BRIEF:
All lines below containing the string "badge" are to be copied.

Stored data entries
>>>

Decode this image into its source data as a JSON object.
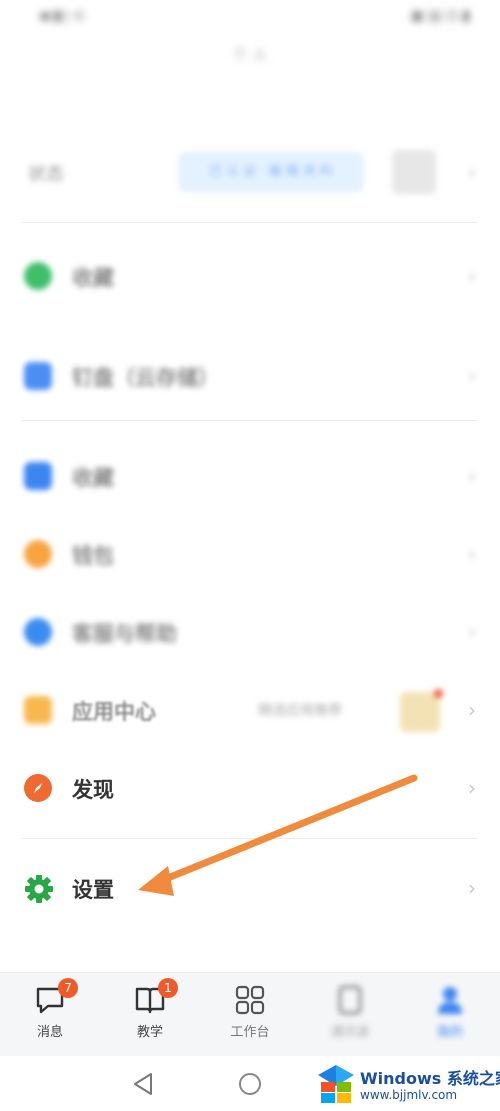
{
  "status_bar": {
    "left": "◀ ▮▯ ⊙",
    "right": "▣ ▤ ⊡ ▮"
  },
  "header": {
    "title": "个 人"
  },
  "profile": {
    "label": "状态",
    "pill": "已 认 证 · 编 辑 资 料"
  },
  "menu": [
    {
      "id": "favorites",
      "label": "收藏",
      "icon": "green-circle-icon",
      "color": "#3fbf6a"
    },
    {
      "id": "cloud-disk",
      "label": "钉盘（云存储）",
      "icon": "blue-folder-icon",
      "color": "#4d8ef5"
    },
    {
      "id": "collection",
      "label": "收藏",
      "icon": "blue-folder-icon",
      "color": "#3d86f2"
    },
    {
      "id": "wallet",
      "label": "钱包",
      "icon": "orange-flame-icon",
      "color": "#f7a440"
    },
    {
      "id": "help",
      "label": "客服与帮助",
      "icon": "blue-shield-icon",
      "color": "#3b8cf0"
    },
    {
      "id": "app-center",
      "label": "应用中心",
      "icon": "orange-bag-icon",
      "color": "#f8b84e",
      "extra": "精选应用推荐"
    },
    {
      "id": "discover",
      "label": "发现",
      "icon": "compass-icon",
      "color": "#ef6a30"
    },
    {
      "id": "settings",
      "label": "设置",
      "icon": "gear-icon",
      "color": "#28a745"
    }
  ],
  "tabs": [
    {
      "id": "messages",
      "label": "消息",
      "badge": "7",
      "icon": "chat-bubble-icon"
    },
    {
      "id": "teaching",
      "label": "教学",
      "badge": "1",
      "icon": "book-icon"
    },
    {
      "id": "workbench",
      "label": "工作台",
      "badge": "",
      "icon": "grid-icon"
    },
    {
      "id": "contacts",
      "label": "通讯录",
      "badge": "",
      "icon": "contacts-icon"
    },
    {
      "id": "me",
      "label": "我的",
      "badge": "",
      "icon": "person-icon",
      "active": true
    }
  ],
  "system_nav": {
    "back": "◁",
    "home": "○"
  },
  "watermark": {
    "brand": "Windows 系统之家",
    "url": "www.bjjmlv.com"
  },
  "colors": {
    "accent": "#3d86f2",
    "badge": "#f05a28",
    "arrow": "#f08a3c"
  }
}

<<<
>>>

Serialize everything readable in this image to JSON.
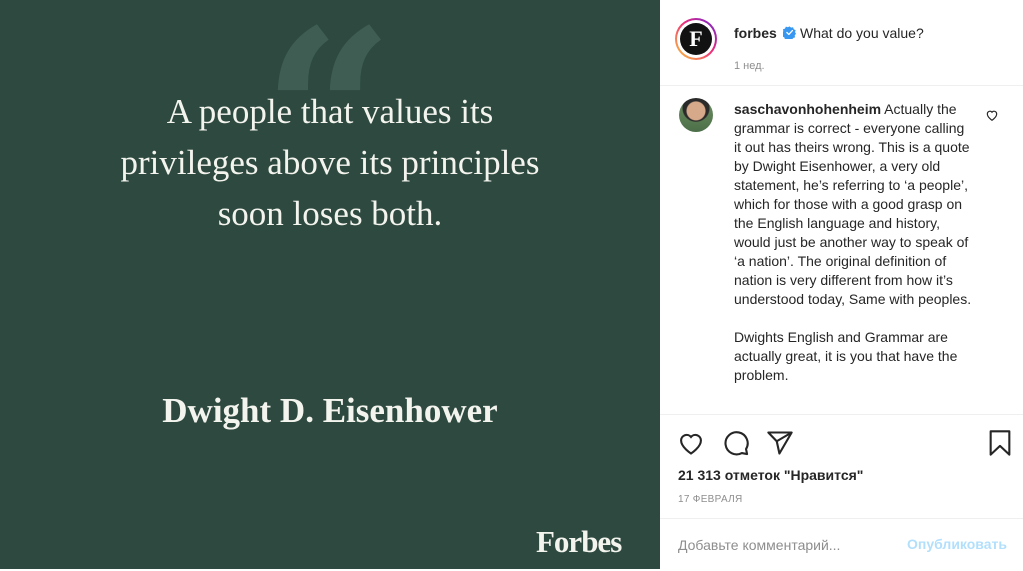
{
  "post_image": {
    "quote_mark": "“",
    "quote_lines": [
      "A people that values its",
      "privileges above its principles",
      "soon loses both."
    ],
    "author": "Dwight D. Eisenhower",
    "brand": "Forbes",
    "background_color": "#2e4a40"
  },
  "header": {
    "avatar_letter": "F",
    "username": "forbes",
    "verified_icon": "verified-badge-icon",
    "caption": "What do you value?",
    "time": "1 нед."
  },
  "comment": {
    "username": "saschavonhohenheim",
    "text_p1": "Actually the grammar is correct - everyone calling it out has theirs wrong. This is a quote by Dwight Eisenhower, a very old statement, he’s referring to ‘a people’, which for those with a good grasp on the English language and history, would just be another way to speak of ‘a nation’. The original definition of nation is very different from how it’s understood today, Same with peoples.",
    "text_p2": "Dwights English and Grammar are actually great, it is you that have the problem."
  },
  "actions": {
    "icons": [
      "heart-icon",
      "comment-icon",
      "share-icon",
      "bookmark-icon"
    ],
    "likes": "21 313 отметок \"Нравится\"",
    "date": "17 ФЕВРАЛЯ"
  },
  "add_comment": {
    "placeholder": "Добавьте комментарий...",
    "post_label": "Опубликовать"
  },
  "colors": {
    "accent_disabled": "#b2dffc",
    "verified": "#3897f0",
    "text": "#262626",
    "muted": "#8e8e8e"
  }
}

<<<

EXERCISE SOLUTION:
      "badge": "7",
      "badge": "1",
      "badge": "",
      "badge": "",
      "badge": "",
    "badge": "#f05a28",
    "verified_icon": "verified-badge-icon",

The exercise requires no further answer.